Exercise prompt: Copy each line below exactly and leave the pictures out.
************
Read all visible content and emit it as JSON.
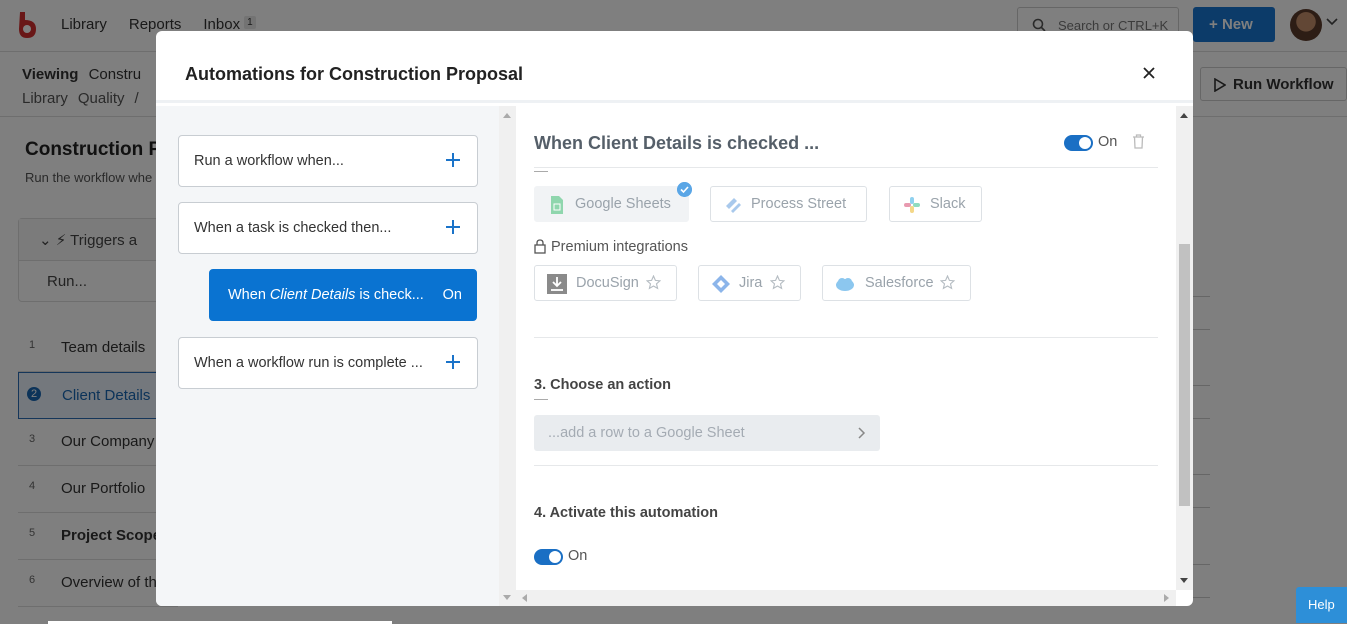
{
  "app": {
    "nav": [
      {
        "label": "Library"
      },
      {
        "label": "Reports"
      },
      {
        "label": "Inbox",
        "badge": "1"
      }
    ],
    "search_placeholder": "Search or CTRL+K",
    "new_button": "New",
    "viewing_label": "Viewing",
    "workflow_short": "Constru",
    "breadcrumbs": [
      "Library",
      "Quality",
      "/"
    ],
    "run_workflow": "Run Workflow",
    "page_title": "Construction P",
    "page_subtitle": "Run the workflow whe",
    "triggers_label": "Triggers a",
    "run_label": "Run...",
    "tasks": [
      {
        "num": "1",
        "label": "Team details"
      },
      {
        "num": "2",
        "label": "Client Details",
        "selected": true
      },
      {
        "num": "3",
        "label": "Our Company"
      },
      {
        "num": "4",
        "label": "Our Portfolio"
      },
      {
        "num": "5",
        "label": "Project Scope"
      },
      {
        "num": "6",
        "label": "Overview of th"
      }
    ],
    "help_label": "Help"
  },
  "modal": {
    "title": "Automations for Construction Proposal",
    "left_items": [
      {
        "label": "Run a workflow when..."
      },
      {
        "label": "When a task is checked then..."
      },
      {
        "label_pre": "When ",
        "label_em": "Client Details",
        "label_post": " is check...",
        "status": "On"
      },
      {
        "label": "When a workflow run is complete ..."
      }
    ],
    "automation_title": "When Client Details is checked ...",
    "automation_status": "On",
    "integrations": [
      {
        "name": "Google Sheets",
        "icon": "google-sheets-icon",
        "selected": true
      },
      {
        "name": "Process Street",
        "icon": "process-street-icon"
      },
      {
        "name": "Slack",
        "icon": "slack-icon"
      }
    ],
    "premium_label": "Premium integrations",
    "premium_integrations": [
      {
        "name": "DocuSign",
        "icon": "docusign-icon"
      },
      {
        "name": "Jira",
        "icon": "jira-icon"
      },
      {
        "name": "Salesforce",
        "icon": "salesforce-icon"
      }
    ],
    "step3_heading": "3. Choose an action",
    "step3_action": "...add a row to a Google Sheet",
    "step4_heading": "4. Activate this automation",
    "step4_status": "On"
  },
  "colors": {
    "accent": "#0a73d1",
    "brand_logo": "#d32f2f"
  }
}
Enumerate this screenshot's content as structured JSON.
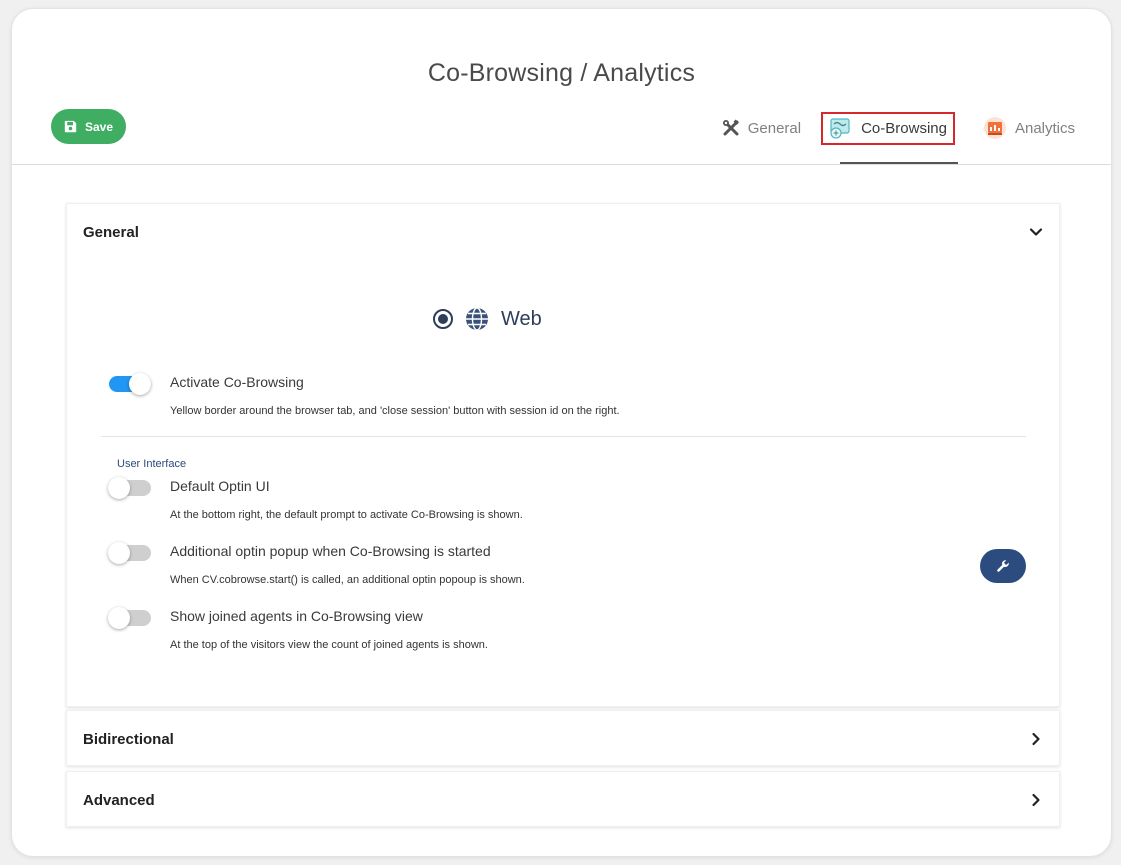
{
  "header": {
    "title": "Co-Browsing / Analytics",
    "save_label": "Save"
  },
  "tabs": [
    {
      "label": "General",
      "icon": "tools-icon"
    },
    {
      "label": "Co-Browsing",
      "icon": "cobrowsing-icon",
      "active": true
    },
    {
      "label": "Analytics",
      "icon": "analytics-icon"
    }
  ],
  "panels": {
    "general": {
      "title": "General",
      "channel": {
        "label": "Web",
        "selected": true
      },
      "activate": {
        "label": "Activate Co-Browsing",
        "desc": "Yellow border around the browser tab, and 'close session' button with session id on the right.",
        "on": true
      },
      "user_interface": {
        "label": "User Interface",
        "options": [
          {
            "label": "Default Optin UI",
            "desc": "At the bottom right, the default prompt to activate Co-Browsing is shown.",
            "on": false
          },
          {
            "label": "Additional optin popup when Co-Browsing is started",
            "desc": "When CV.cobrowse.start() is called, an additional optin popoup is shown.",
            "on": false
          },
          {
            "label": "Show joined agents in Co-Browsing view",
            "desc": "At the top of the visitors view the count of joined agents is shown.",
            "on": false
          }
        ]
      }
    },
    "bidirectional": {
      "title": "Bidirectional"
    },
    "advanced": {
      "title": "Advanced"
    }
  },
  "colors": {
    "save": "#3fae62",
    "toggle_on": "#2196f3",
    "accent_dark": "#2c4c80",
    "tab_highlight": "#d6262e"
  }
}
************
Answer to this problem:
Read all visible content and emit it as JSON.
{
  "app": {
    "nav": [
      {
        "label": "Library"
      },
      {
        "label": "Reports"
      },
      {
        "label": "Inbox",
        "badge": "1"
      }
    ],
    "search_placeholder": "Search or CTRL+K",
    "new_button": "New",
    "viewing_label": "Viewing",
    "workflow_short": "Constru",
    "breadcrumbs": [
      "Library",
      "Quality",
      "/"
    ],
    "run_workflow": "Run Workflow",
    "page_title": "Construction P",
    "page_subtitle": "Run the workflow whe",
    "triggers_label": "Triggers a",
    "run_label": "Run...",
    "tasks": [
      {
        "num": "1",
        "label": "Team details"
      },
      {
        "num": "2",
        "label": "Client Details",
        "selected": true
      },
      {
        "num": "3",
        "label": "Our Company"
      },
      {
        "num": "4",
        "label": "Our Portfolio"
      },
      {
        "num": "5",
        "label": "Project Scope"
      },
      {
        "num": "6",
        "label": "Overview of th"
      }
    ],
    "help_label": "Help"
  },
  "modal": {
    "title": "Automations for Construction Proposal",
    "left_items": [
      {
        "label": "Run a workflow when..."
      },
      {
        "label": "When a task is checked then..."
      },
      {
        "label_pre": "When ",
        "label_em": "Client Details",
        "label_post": " is check...",
        "status": "On"
      },
      {
        "label": "When a workflow run is complete ..."
      }
    ],
    "automation_title": "When Client Details is checked ...",
    "automation_status": "On",
    "integrations": [
      {
        "name": "Google Sheets",
        "icon": "google-sheets-icon",
        "selected": true
      },
      {
        "name": "Process Street",
        "icon": "process-street-icon"
      },
      {
        "name": "Slack",
        "icon": "slack-icon"
      }
    ],
    "premium_label": "Premium integrations",
    "premium_integrations": [
      {
        "name": "DocuSign",
        "icon": "docusign-icon"
      },
      {
        "name": "Jira",
        "icon": "jira-icon"
      },
      {
        "name": "Salesforce",
        "icon": "salesforce-icon"
      }
    ],
    "step3_heading": "3. Choose an action",
    "step3_action": "...add a row to a Google Sheet",
    "step4_heading": "4. Activate this automation",
    "step4_status": "On"
  },
  "colors": {
    "accent": "#0a73d1",
    "brand_logo": "#d32f2f"
  }
}
Enumerate this screenshot's content as structured JSON.
{
  "header": {
    "title": "Co-Browsing / Analytics",
    "save_label": "Save"
  },
  "tabs": [
    {
      "label": "General",
      "icon": "tools-icon"
    },
    {
      "label": "Co-Browsing",
      "icon": "cobrowsing-icon",
      "active": true
    },
    {
      "label": "Analytics",
      "icon": "analytics-icon"
    }
  ],
  "panels": {
    "general": {
      "title": "General",
      "channel": {
        "label": "Web",
        "selected": true
      },
      "activate": {
        "label": "Activate Co-Browsing",
        "desc": "Yellow border around the browser tab, and 'close session' button with session id on the right.",
        "on": true
      },
      "user_interface": {
        "label": "User Interface",
        "options": [
          {
            "label": "Default Optin UI",
            "desc": "At the bottom right, the default prompt to activate Co-Browsing is shown.",
            "on": false
          },
          {
            "label": "Additional optin popup when Co-Browsing is started",
            "desc": "When CV.cobrowse.start() is called, an additional optin popoup is shown.",
            "on": false
          },
          {
            "label": "Show joined agents in Co-Browsing view",
            "desc": "At the top of the visitors view the count of joined agents is shown.",
            "on": false
          }
        ]
      }
    },
    "bidirectional": {
      "title": "Bidirectional"
    },
    "advanced": {
      "title": "Advanced"
    }
  },
  "colors": {
    "save": "#3fae62",
    "toggle_on": "#2196f3",
    "accent_dark": "#2c4c80",
    "tab_highlight": "#d6262e"
  }
}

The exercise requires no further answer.